| EXTRACTED INFORMATION |
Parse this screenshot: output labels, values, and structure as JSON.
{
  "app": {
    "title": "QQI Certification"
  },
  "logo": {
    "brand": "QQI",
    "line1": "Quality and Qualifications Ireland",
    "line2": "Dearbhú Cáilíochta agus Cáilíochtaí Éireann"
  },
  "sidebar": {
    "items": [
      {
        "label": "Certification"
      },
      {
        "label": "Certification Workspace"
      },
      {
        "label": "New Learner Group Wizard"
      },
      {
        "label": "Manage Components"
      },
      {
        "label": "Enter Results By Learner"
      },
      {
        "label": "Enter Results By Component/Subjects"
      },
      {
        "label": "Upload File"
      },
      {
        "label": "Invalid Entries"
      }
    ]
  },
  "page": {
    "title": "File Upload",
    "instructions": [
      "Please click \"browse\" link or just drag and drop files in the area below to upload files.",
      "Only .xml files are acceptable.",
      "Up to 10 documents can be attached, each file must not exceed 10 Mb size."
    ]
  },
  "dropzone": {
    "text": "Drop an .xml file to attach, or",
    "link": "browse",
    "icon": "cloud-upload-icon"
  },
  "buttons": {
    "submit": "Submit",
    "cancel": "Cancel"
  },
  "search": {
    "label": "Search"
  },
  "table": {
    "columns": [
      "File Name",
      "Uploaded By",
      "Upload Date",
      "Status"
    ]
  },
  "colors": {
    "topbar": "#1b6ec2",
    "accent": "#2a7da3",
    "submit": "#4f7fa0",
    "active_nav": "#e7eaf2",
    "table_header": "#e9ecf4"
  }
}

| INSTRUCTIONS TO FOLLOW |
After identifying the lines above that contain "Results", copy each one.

| RESULT OF THE TASK |
        "label": "Enter Results By Learner"
        "label": "Enter Results By Component/Subjects"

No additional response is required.